Description : When funnyman Dave Barry asked readers about their least favorite tunes, he thought he was penning just another installment of his weekly syndicated humor column. But the witty writer was flabbergasted by the response when over 10,000 readers voted. "I have never written a column that got a bigger response than the one announcing the Bad Song Survey," Barry wrote.Based on the results of the survey, Dave Barry's Book of Bad Songs is a compilation of some of the worst songs ever written. Dave Barry fans will relish his quirky take. Music buffs, too will appreciate this humorous stroll through the world's worst lyrics. The only thing wrong with this book is that readers will find themselves unable to stop mentally singing the greatest hits of Gary Puckett.
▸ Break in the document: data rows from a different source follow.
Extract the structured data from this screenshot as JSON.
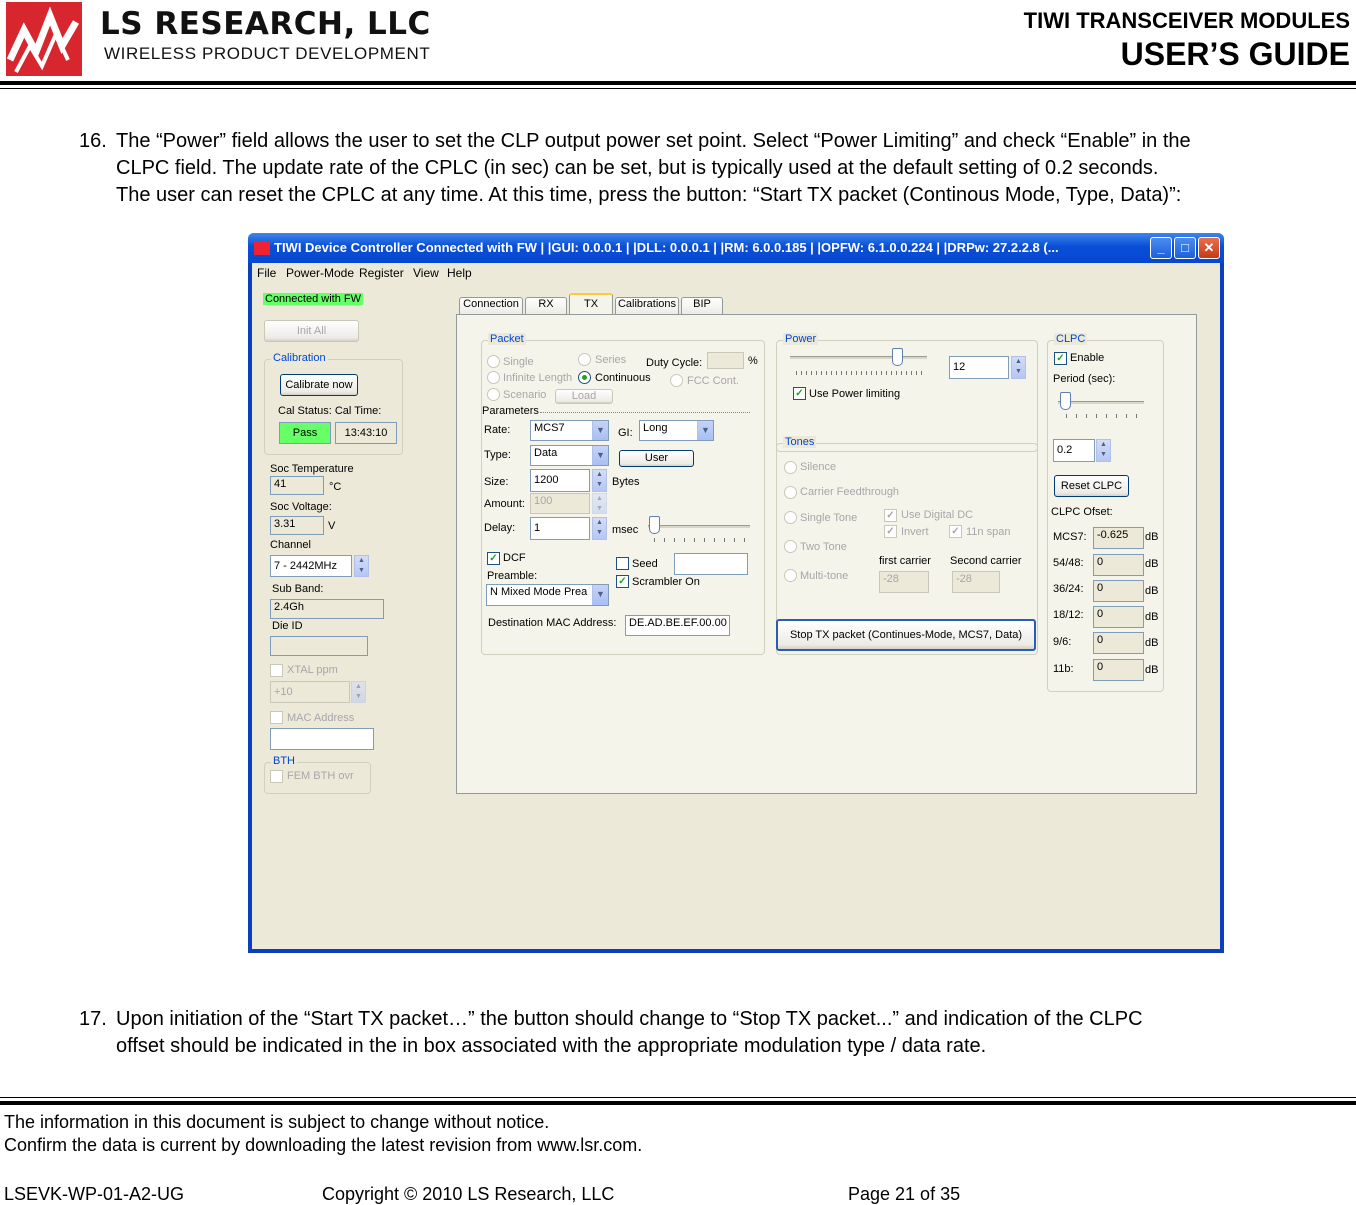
{
  "header": {
    "company": "LS RESEARCH, LLC",
    "tagline": "WIRELESS PRODUCT DEVELOPMENT",
    "doc_title": "TIWI TRANSCEIVER MODULES",
    "doc_subtitle": "USER’S GUIDE"
  },
  "body": {
    "item16_num": "16.",
    "item16_lines": [
      "The “Power” field allows the user to set the CLP output power set point. Select “Power Limiting” and check “Enable” in the",
      "CLPC field.  The update rate of the CPLC (in sec) can be set, but is typically used at the default setting of 0.2 seconds.",
      "The user can reset the CPLC at any time. At this time, press the button: “Start TX packet (Continous Mode, Type, Data)”:"
    ],
    "item17_num": "17.",
    "item17_lines": [
      "Upon initiation of the “Start TX packet…” the button should change to “Stop TX packet...” and indication of the CLPC",
      "offset should be indicated in the in box associated with the appropriate modulation type / data rate."
    ]
  },
  "app": {
    "title": "TIWI Device Controller Connected with FW  | |GUI: 0.0.0.1  | |DLL: 0.0.0.1  | |RM: 6.0.0.185  | |OPFW: 6.1.0.0.224  | |DRPw: 27.2.2.8 (...",
    "menu": [
      "File",
      "Power-Mode",
      "Register",
      "View",
      "Help"
    ],
    "left": {
      "status": "Connected with FW",
      "init_all": "Init All",
      "calibration_group": "Calibration",
      "calibrate_now": "Calibrate now",
      "cal_status_label": "Cal Status: Cal Time:",
      "cal_status": "Pass",
      "cal_time": "13:43:10",
      "soc_temp_label": "Soc Temperature",
      "soc_temp": "41",
      "soc_temp_unit": "°C",
      "soc_voltage_label": "Soc Voltage:",
      "soc_voltage": "3.31",
      "soc_voltage_unit": "V",
      "channel_label": "Channel",
      "channel": "7 - 2442MHz",
      "subband_label": "Sub Band:",
      "subband": "2.4Gh",
      "die_id_label": "Die ID",
      "xtal_label": "XTAL ppm",
      "xtal": "+10",
      "mac_label": "MAC Address",
      "bth_group": "BTH",
      "fem_bth": "FEM BTH ovr"
    },
    "tabs": [
      "Connection",
      "RX",
      "TX",
      "Calibrations",
      "BIP"
    ],
    "packet": {
      "group": "Packet",
      "single": "Single",
      "series": "Series",
      "duty_cycle": "Duty Cycle:",
      "duty_unit": "%",
      "infinite": "Infinite Length",
      "continuous": "Continuous",
      "fcc": "FCC Cont.",
      "scenario": "Scenario",
      "load": "Load",
      "parameters": "Parameters",
      "rate_label": "Rate:",
      "rate": "MCS7",
      "gi_label": "GI:",
      "gi": "Long",
      "type_label": "Type:",
      "type": "Data",
      "user": "User",
      "size_label": "Size:",
      "size": "1200",
      "bytes": "Bytes",
      "amount_label": "Amount:",
      "amount": "100",
      "delay_label": "Delay:",
      "delay": "1",
      "msec": "msec",
      "dcf": "DCF",
      "seed": "Seed",
      "preamble_label": "Preamble:",
      "preamble": "N Mixed Mode Prea",
      "scrambler": "Scrambler On",
      "dest_mac_label": "Destination MAC Address:",
      "dest_mac": "DE.AD.BE.EF.00.00"
    },
    "power": {
      "group": "Power",
      "value": "12",
      "use_limiting": "Use Power limiting"
    },
    "tones": {
      "group": "Tones",
      "silence": "Silence",
      "carrier": "Carrier Feedthrough",
      "single_tone": "Single Tone",
      "use_digital_dc": "Use Digital DC",
      "two_tone": "Two Tone",
      "invert": "Invert",
      "span": "11n span",
      "multi_tone": "Multi-tone",
      "first_carrier_label": "first carrier",
      "first_carrier": "-28",
      "second_carrier_label": "Second carrier",
      "second_carrier": "-28",
      "stop_button": "Stop TX packet (Continues-Mode, MCS7, Data)"
    },
    "clpc": {
      "group": "CLPC",
      "enable": "Enable",
      "period_label": "Period (sec):",
      "period": "0.2",
      "reset": "Reset CLPC",
      "offset_label": "CLPC Ofset:",
      "rows": [
        {
          "label": "MCS7:",
          "value": "-0.625",
          "unit": "dB"
        },
        {
          "label": "54/48:",
          "value": "0",
          "unit": "dB"
        },
        {
          "label": "36/24:",
          "value": "0",
          "unit": "dB"
        },
        {
          "label": "18/12:",
          "value": "0",
          "unit": "dB"
        },
        {
          "label": "9/6:",
          "value": "0",
          "unit": "dB"
        },
        {
          "label": "11b:",
          "value": "0",
          "unit": "dB"
        }
      ]
    }
  },
  "footer": {
    "notice1": "The information in this document is subject to change without notice.",
    "notice2": "Confirm the data is current by downloading the latest revision from www.lsr.com.",
    "doc_id": "LSEVK-WP-01-A2-UG",
    "copyright": "Copyright © 2010 LS Research, LLC",
    "page": "Page 21 of 35"
  },
  "colors": {
    "logo_red": "#d7262d",
    "titlebar_blue": "#0a4ed8",
    "pass_green": "#66ff66",
    "check_green": "#21a121"
  }
}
Description : What began that night shocked Duke University and Durham, North Carolina. And it continues to captivate the nation: the Duke lacrosse team members‘ alleged rape of an African-American stripper and the unraveling of the case against them. In this ever-deepening American tragedy, Stuart Taylor Jr. and KC Johnson argue, law enforcement, a campaigning prosecutor, biased journalists, and left-leaning academics repeatedly refused to pursue the truth while scapegoats were made of these young men, recklessly tarnishing their lives. The story harbors multiple dramas, including the actions of a DA running for office; the inappropriate charges that should have been apparent to academics at Duke many months ago; the local and national media, who were so slow to take account of the publicly available evidence; and the appalling reactions of law enforcement, academia, and many black leaders. Until Proven Innocent is the only book that covers all five aspects of the case (personal, legal, academic, political, and media) in a comprehensive fashion. Based on interviews with key members of the defense team, many of the unindicted lacrosse players, and Duke officials, it is also the only book to include interviews with all three of the defendants, their families, and their legal teams. Taylor and Johnson‘s coverage of the Duke case was the earliest, most honest, and most comprehensive in the country, and here they take the idiocies and dishonesty of right- and left-wingers alike head on, shedding new light on the dangers of rogue prosecutors and police and a cultural tendency toward media-fueled travesties of justice. The context of the Duke case has vast import and contains likable heroes, unfortunate victims, and memorable villains—and in its full telling, it is captivating nonfiction with broad political, racial, and cultural relevance to our times.